 “Many  people are becoming vegetarian because it matches the kind of low fat, high fibre diet  recommended by dietitians and doctors. The environment is another contributing factor as  people become more aware of the environmental effect of raising animals for meat. Some  might also be concerned about wasting world food resources by using land to raise animals  for meat instead of growing crops that can feed more people directly”.

To vegetarians, eating a meat burger is environmentally unfriendly and unhelpful in the current food crisis climate. However, Su didn’t neglect burgers entirely. Instead she pointed us towards the Vegetarian Society’s approved range of veggie burgers. But are these any good?

Yes! But there are lots to choose from so it’s worth looking around the supermarket and your local wholefood shop” Su also notes the healthy aspect of these burgers. “It depends what it’s mae with and the way it’s cooked, but they can be much healthier. Veggie burgers come in all shapes and sizes nad are made from a variety of ingredients like pulses (Beans, lentils, peas, chickpeas), nutes, seeds, soya, Quron and wheat proteins“.

What do you think? Do you agree that vegetarian burgers might be healthier and more environmentally free than meat burgers? Is it ethically better to eat a Veggie burger than a meaty burger?

 

June Debate: So what’s wrong if I have a burger?

Eat me!Rob Rees says…

I expect you imagine me to be all evangelical on this one and that I shall chastise anyone who happens to put a huge chunk of meat slapped between two baps anywhere near their mouth. Well actually you would be wrong.

I happen to enjoy a burger as much as the next person. However as is always the phrase these days is “its about the balance”.

I don’t recall my Mum ever giving me processed food as a child. The old fashioned values of cooking from scratch ran deep in our household – even on a tight budget. That meant I wasn’t part of the generation fearful to the onslaught of Mad Cow Disease.

The 1990s saw the John Gummer debacle feeding his child a burger and the proclamation at the time that it’s perfectly safe to eat. What folly!

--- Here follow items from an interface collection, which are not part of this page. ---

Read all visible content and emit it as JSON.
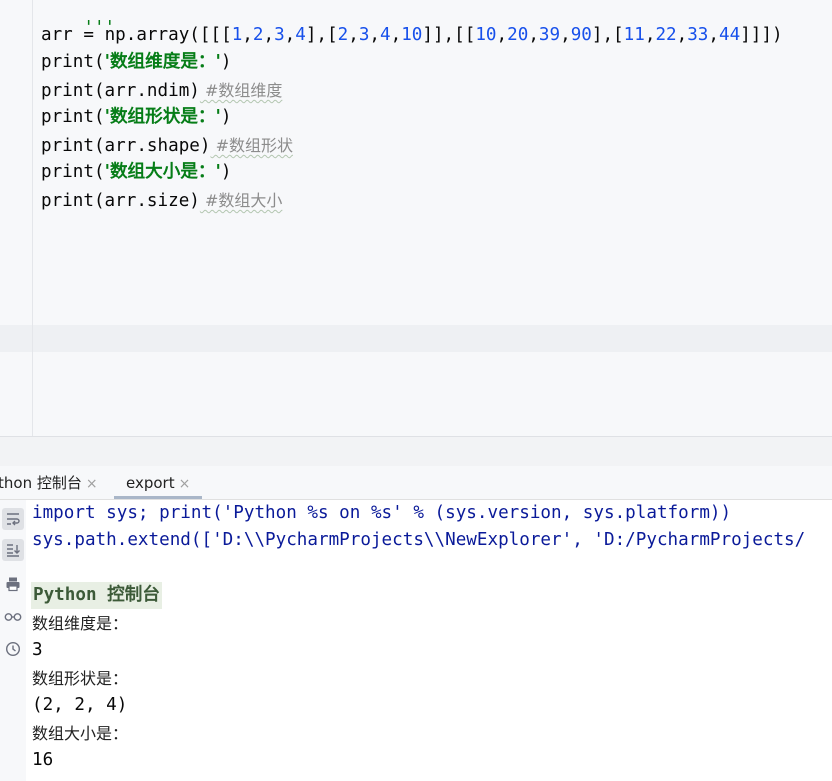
{
  "editor": {
    "docstring_fragment": "'''",
    "line1": {
      "var": "arr",
      "op": " = ",
      "call": "np.array(",
      "p1": "[[[",
      "n1": "1",
      "c1": ",",
      "n2": "2",
      "c2": ",",
      "n3": "3",
      "c3": ",",
      "n4": "4",
      "p2": "],[",
      "n5": "2",
      "c5": ",",
      "n6": "3",
      "c6": ",",
      "n7": "4",
      "c7": ",",
      "n8": "10",
      "p3": "]],[[",
      "n9": "10",
      "c9": ",",
      "n10": "20",
      "c10": ",",
      "n11": "39",
      "c11": ",",
      "n12": "90",
      "p4": "],[",
      "n13": "11",
      "c13": ",",
      "n14": "22",
      "c14": ",",
      "n15": "33",
      "c15": ",",
      "n16": "44",
      "p5": "]]])"
    },
    "line2": {
      "fn": "print(",
      "str": "'数组维度是：'",
      "close": ")"
    },
    "line3": {
      "code": "print(arr.ndim)",
      "comment": " #数组维度"
    },
    "line4": {
      "fn": "print(",
      "str": "'数组形状是：'",
      "close": ")"
    },
    "line5": {
      "code": "print(arr.shape)",
      "comment": " #数组形状"
    },
    "line6": {
      "fn": "print(",
      "str": "'数组大小是：'",
      "close": ")"
    },
    "line7": {
      "code": "print(arr.size)",
      "comment": " #数组大小"
    }
  },
  "tabs": [
    {
      "label": "thon 控制台",
      "close": "×"
    },
    {
      "label": "export",
      "close": "×"
    }
  ],
  "tool_icons": [
    "soft-wrap-icon",
    "scroll-to-end-icon",
    "print-icon",
    "glasses-icon",
    "history-icon"
  ],
  "console": {
    "cmd1": "import sys; print('Python %s on %s' % (sys.version, sys.platform))",
    "cmd2": "sys.path.extend(['D:\\\\PycharmProjects\\\\NewExplorer', 'D:/PycharmProjects/",
    "banner": "Python 控制台",
    "out1": "数组维度是：",
    "out2": "3",
    "out3": "数组形状是：",
    "out4": "(2, 2, 4)",
    "out5": "数组大小是：",
    "out6": "16"
  }
}
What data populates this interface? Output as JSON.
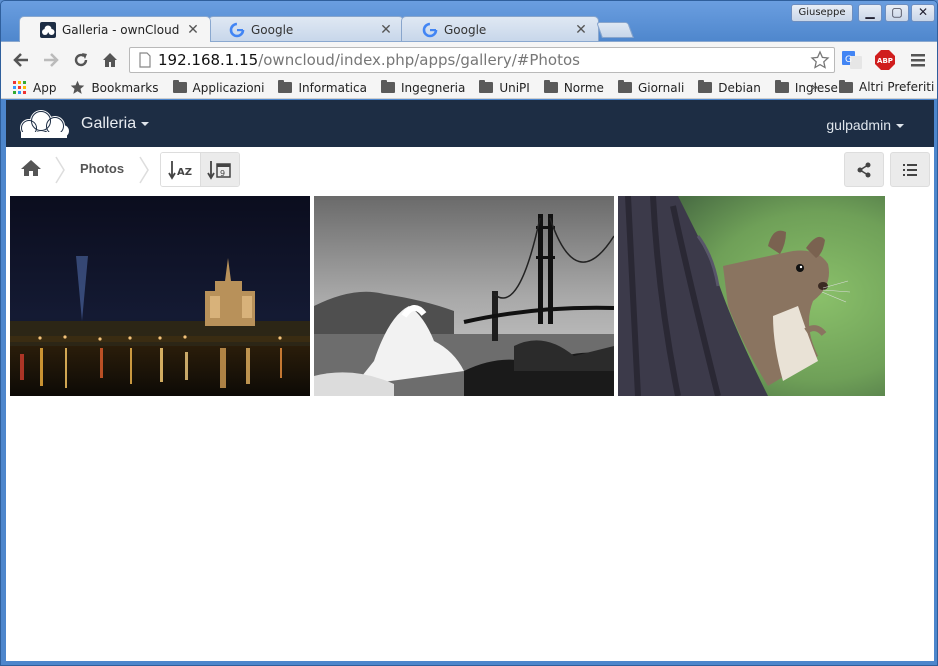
{
  "browser": {
    "tabs": [
      {
        "title": "Galleria - ownCloud",
        "active": true
      },
      {
        "title": "Google",
        "active": false
      },
      {
        "title": "Google",
        "active": false
      }
    ],
    "profile": "Giuseppe",
    "url_host": "192.168.1.15",
    "url_path": "/owncloud/index.php/apps/gallery/#Photos",
    "bookmarks": [
      "App",
      "Bookmarks",
      "Applicazioni",
      "Informatica",
      "Ingegneria",
      "UniPI",
      "Norme",
      "Giornali",
      "Debian",
      "Inglese"
    ],
    "bookmarks_more": "»",
    "other_bookmarks": "Altri Preferiti",
    "ext_abp": "ABP"
  },
  "app": {
    "name": "Galleria",
    "user": "gulpadmin",
    "breadcrumb": "Photos",
    "header_color": "#1d2d44"
  },
  "photos": [
    {
      "name": "notre-dame-night"
    },
    {
      "name": "golden-gate-bridge"
    },
    {
      "name": "squirrel"
    }
  ]
}
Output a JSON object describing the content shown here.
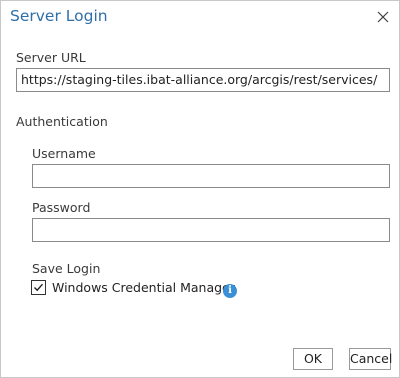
{
  "dialog": {
    "title": "Server Login",
    "close_icon": "close-icon"
  },
  "server": {
    "label": "Server URL",
    "value": "https://staging-tiles.ibat-alliance.org/arcgis/rest/services/"
  },
  "auth": {
    "section_label": "Authentication",
    "username_label": "Username",
    "username_value": "",
    "password_label": "Password",
    "password_value": ""
  },
  "save_login": {
    "label": "Save Login",
    "option_label": "Windows Credential Manager",
    "checked": true,
    "info_icon": "info-icon"
  },
  "buttons": {
    "ok": "OK",
    "cancel": "Cancel"
  },
  "colors": {
    "title": "#2f6fa8",
    "info": "#3a8fd6"
  }
}
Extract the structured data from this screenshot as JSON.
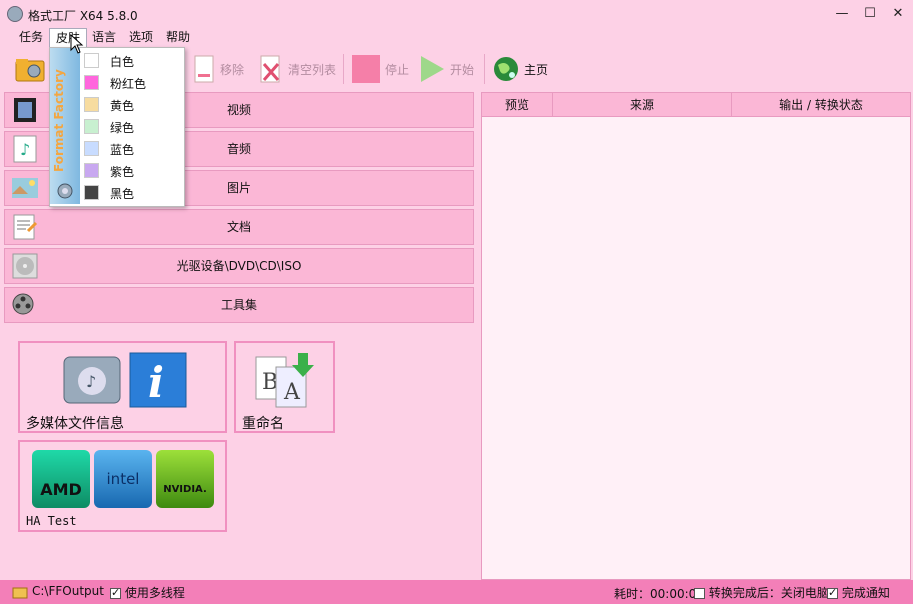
{
  "window": {
    "title": "格式工厂 X64 5.8.0"
  },
  "menu": {
    "items": [
      "任务",
      "皮肤",
      "语言",
      "选项",
      "帮助"
    ]
  },
  "toolbar": {
    "remove": "移除",
    "clear": "清空列表",
    "stop": "停止",
    "start": "开始",
    "home": "主页"
  },
  "categories": [
    "视频",
    "音频",
    "图片",
    "文档",
    "光驱设备\\DVD\\CD\\ISO",
    "工具集"
  ],
  "tools": {
    "media_info": "多媒体文件信息",
    "rename": "重命名",
    "ha_test": "HA Test",
    "amd_logo": "AMD",
    "intel_logo": "intel",
    "nvidia_logo": "NVIDIA."
  },
  "table": {
    "columns": [
      "预览",
      "来源",
      "输出 / 转换状态"
    ]
  },
  "statusbar": {
    "output_path": "C:\\FFOutput",
    "multithread": "使用多线程",
    "elapsed": "耗时：00:00:00",
    "shutdown": "转换完成后：关闭电脑",
    "notify": "完成通知"
  },
  "skin_menu": {
    "brand": "Format Factory",
    "items": [
      {
        "label": "白色",
        "color": "#ffffff"
      },
      {
        "label": "粉红色",
        "color": "#ff66dd"
      },
      {
        "label": "黄色",
        "color": "#f7dca0"
      },
      {
        "label": "绿色",
        "color": "#c8f0d0"
      },
      {
        "label": "蓝色",
        "color": "#c8dcff"
      },
      {
        "label": "紫色",
        "color": "#c8a8f0"
      },
      {
        "label": "黑色",
        "color": "#444444"
      }
    ]
  }
}
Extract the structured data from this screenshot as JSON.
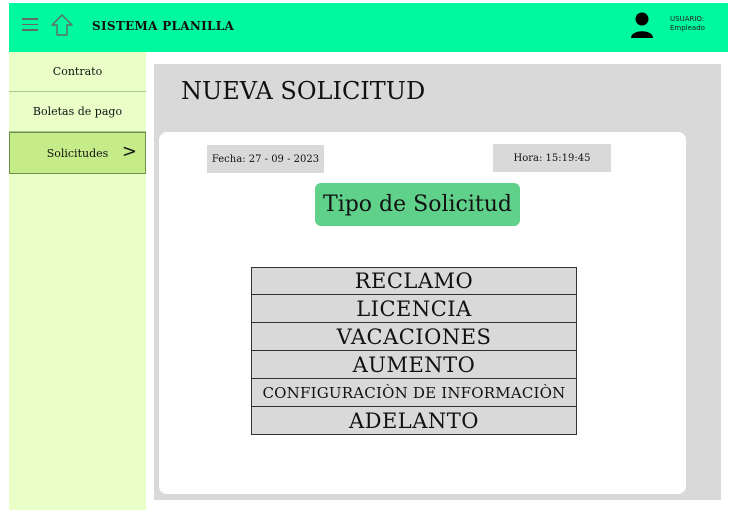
{
  "header": {
    "app_title": "SISTEMA PLANILLA",
    "user_line1": "USUARIO:",
    "user_line2": "Empleado",
    "background_color": "#00f99e"
  },
  "sidebar": {
    "items": [
      {
        "label": "Contrato",
        "active": false
      },
      {
        "label": "Boletas de pago",
        "active": false
      },
      {
        "label": "Solicitudes",
        "active": true
      }
    ],
    "active_chevron": ">"
  },
  "main": {
    "page_title": "NUEVA SOLICITUD",
    "fecha": "Fecha: 27 - 09 - 2023",
    "hora": "Hora: 15:19:45",
    "type_title": "Tipo de Solicitud",
    "options": [
      "RECLAMO",
      "LICENCIA",
      "VACACIONES",
      "AUMENTO",
      "CONFIGURACIÒN DE INFORMACIÒN",
      "ADELANTO"
    ]
  },
  "icons": {
    "menu": "hamburger-menu-icon",
    "home": "home-icon",
    "user": "user-icon"
  }
}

Thanks to the Food Standards Agency, Trading Standards Officers, Meat Hygiene Service and the majority of meat producers we now have a regained confidence in the meat entering the food chain.

Lets also not forget that burgers can be healthy. Imagine quality meat mixed with finely chopped shallots and aromatic spices all bound with free range egg and breadcrumbs and grilled with a drizzle of olive oil. Yummy. Reality says that doesn’t exist. There are tough minimum requirements for meat content for such mass produced items and definitions around natural and homemade that you can read about further on the site. This should make things more nutritious for us and certainly easier for us to make the right choice.

School Food has moved away as much as possible from shaped products in recent years so that we can get young people recognising what real food looks like. In an environment where up to last year children had the chance to eat a burger or processed item every day with very little true meat content it is absolutely right to say you cant have it anymore.  

As for the rest of us… some of the fast food outlets create items that give us a quick shot of energy and very little. Once in a while to indulge is your choice. For those that do it more regularly you become other peoples problem as the obesity crisis deepens and challenges our economy. There will always be those that buck the trend. I had an Auntie who smoked 40 a day and lived till she was 80 but that doesn’t make it right.